[Data items]
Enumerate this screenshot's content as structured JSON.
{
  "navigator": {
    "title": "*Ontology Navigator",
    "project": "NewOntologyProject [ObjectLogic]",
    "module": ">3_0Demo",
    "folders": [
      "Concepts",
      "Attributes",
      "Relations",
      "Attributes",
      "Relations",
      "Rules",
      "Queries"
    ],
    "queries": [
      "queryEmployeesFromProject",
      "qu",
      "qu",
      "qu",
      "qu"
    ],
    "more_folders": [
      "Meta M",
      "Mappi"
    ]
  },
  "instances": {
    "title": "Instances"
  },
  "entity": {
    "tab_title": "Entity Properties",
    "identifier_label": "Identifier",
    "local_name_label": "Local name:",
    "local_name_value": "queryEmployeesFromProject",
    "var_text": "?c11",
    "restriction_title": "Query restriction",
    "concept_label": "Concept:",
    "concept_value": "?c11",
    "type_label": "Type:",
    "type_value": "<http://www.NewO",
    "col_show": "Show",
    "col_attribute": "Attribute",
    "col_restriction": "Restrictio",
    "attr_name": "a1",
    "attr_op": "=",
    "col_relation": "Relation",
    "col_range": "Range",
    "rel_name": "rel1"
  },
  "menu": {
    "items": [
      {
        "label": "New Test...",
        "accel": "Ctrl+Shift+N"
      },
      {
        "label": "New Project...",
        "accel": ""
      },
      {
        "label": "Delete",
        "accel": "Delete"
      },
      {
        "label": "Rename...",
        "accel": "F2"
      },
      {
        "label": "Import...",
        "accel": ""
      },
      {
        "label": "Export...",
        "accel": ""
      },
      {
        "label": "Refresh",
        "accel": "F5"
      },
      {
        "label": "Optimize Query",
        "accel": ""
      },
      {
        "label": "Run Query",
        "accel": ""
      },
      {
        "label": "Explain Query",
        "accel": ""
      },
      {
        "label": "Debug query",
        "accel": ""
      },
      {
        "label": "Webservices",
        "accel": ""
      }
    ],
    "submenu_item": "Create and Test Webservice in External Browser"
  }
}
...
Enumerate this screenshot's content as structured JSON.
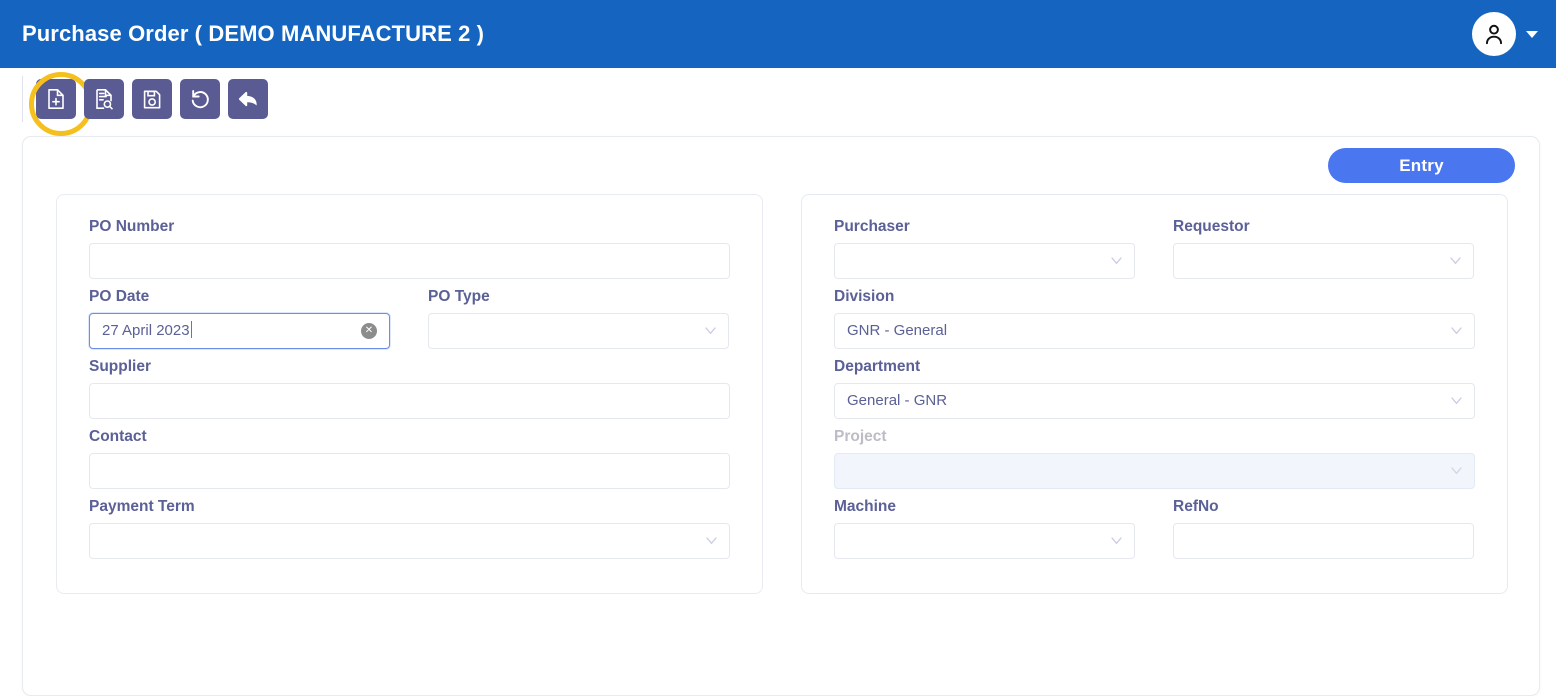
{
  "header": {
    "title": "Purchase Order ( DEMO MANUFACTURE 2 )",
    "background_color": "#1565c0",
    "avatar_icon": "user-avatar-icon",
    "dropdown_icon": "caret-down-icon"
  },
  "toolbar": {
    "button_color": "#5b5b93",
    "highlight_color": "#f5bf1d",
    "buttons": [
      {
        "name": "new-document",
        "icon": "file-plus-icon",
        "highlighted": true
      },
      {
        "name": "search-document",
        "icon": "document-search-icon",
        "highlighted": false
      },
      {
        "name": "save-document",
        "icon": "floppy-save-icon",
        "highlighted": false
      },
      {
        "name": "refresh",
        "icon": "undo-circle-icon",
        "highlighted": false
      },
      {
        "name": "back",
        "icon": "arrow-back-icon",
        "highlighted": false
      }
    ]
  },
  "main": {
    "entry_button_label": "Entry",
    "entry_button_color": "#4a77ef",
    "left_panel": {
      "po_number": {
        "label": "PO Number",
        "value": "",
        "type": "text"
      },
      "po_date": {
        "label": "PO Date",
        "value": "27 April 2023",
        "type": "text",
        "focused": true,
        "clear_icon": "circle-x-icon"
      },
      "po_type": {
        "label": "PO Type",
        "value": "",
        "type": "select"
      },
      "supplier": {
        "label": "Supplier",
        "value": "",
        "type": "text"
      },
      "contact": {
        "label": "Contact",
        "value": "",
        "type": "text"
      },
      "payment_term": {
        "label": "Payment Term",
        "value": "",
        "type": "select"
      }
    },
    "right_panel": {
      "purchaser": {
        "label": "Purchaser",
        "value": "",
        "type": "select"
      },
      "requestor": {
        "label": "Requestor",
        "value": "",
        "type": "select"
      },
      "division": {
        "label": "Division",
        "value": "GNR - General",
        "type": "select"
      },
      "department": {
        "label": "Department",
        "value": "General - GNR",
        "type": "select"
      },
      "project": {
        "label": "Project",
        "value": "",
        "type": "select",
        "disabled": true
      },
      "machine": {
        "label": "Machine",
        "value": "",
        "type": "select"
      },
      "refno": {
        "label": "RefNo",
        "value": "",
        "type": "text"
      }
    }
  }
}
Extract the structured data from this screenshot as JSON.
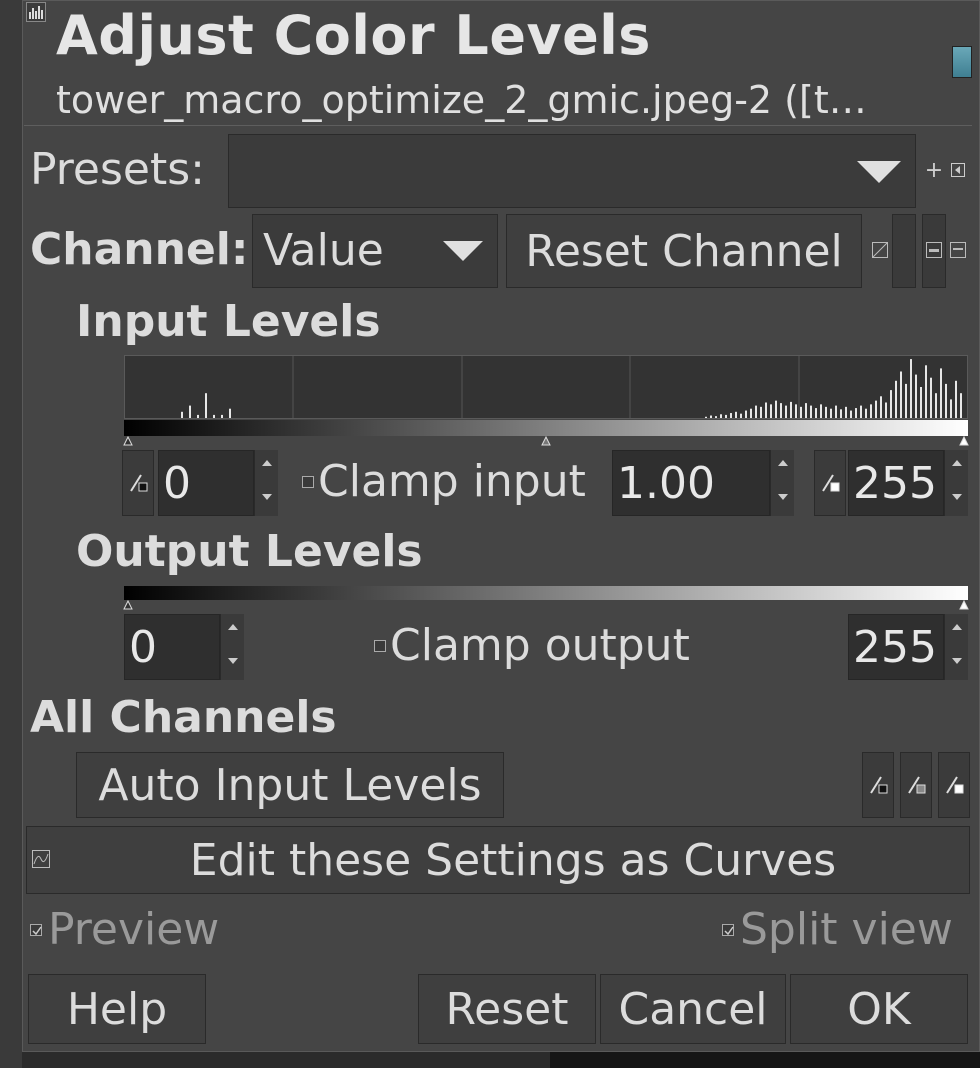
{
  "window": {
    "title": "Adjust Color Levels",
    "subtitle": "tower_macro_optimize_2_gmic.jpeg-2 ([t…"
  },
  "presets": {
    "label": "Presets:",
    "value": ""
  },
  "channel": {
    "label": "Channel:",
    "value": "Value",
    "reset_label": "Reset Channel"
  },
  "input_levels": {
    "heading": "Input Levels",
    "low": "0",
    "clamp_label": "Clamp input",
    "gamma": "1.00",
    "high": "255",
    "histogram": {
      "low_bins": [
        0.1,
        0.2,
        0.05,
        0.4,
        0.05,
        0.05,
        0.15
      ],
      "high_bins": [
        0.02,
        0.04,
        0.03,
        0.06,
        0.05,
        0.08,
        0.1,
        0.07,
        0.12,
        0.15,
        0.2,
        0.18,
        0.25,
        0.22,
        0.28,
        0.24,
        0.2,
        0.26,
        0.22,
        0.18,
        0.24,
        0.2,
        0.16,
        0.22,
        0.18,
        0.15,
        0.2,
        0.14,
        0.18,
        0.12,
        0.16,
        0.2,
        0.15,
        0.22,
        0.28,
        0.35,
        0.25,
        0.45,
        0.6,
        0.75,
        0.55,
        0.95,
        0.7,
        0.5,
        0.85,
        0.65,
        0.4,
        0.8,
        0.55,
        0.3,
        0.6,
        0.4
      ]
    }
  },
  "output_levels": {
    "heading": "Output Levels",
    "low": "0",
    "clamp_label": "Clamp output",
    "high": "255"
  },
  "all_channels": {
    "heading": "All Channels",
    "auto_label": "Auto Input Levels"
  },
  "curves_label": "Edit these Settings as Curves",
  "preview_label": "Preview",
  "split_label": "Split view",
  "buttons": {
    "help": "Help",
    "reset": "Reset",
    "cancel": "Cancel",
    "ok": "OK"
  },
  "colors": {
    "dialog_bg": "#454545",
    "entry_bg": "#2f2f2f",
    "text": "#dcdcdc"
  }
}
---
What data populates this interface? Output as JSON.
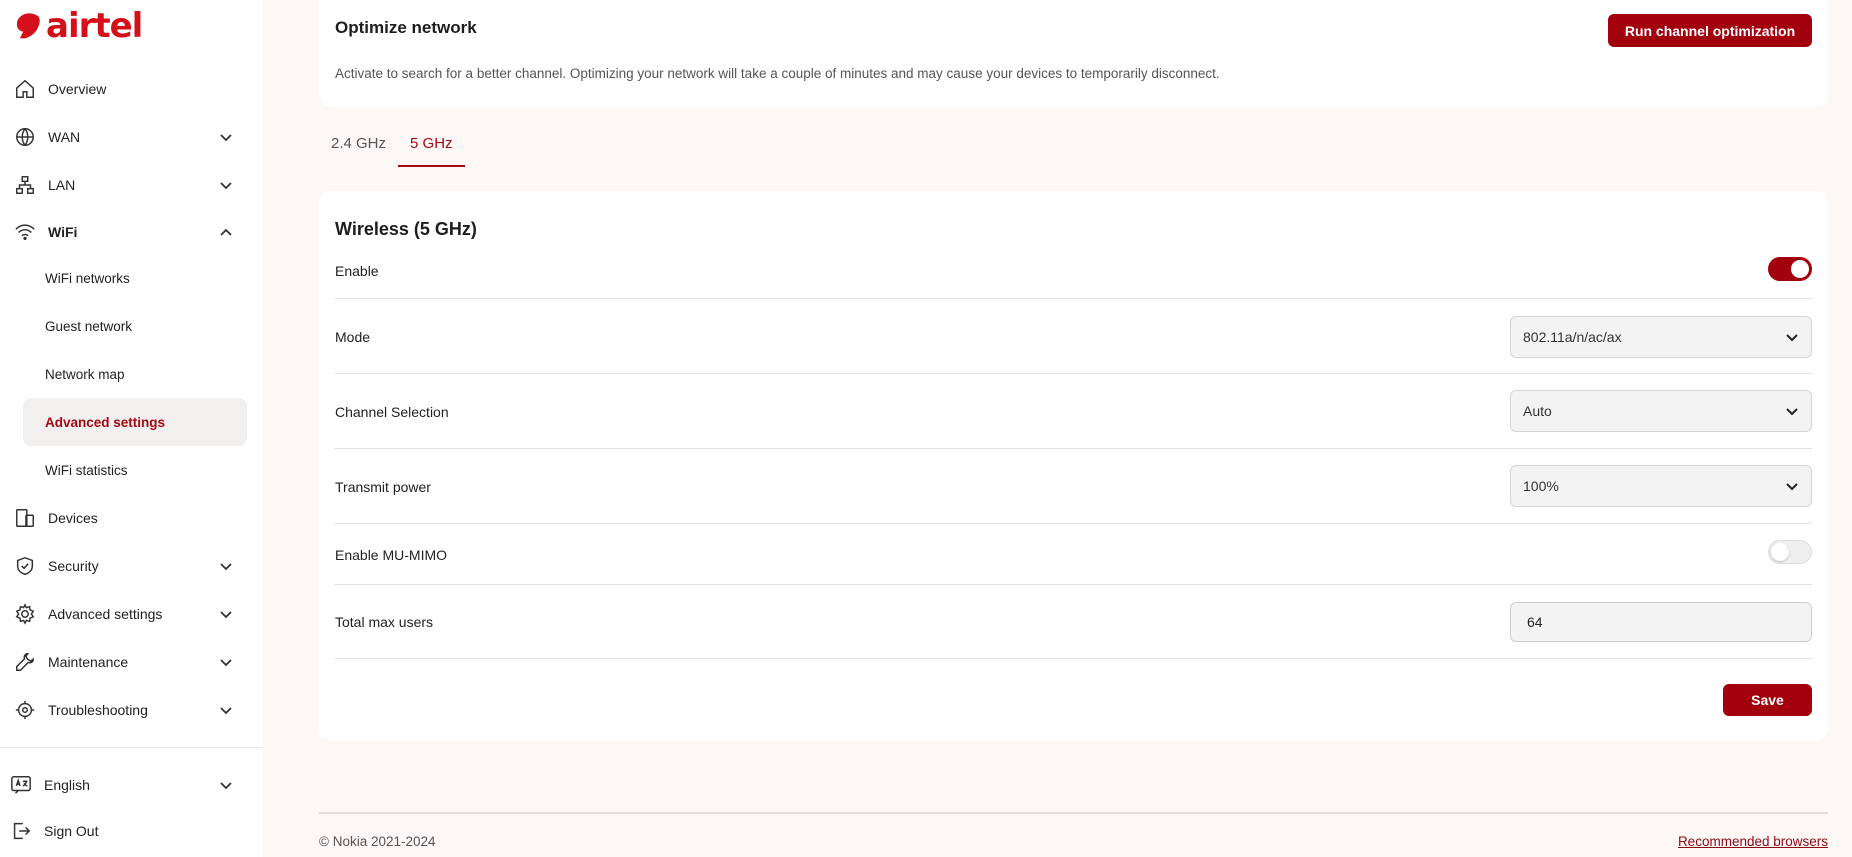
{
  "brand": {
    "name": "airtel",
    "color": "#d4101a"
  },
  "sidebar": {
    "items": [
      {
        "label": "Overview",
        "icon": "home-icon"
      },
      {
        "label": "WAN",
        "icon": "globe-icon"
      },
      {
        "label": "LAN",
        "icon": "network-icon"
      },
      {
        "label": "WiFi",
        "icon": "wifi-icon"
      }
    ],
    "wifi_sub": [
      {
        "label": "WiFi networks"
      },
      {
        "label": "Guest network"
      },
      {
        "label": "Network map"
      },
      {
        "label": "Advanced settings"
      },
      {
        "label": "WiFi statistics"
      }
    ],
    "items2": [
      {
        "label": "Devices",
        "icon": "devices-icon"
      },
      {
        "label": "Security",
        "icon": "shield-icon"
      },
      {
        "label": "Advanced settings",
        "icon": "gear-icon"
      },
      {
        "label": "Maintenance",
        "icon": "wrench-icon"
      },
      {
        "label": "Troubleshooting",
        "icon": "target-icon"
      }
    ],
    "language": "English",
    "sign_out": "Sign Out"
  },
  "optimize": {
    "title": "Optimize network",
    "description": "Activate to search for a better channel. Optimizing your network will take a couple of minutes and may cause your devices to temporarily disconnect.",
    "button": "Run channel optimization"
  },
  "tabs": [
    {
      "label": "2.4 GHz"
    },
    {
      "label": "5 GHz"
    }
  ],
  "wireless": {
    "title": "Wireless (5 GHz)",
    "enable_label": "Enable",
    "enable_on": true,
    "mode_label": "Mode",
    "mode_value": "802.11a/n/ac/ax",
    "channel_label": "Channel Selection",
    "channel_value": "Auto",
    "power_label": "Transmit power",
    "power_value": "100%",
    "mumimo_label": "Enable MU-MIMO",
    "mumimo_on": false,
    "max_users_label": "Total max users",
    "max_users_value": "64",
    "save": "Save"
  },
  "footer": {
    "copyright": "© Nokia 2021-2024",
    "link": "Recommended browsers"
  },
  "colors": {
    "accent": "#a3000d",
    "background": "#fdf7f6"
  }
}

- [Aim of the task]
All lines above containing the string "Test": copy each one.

- [Response below]
        "label": "New Test...",
    "submenu_item": "Create and Test Webservice in External Browser"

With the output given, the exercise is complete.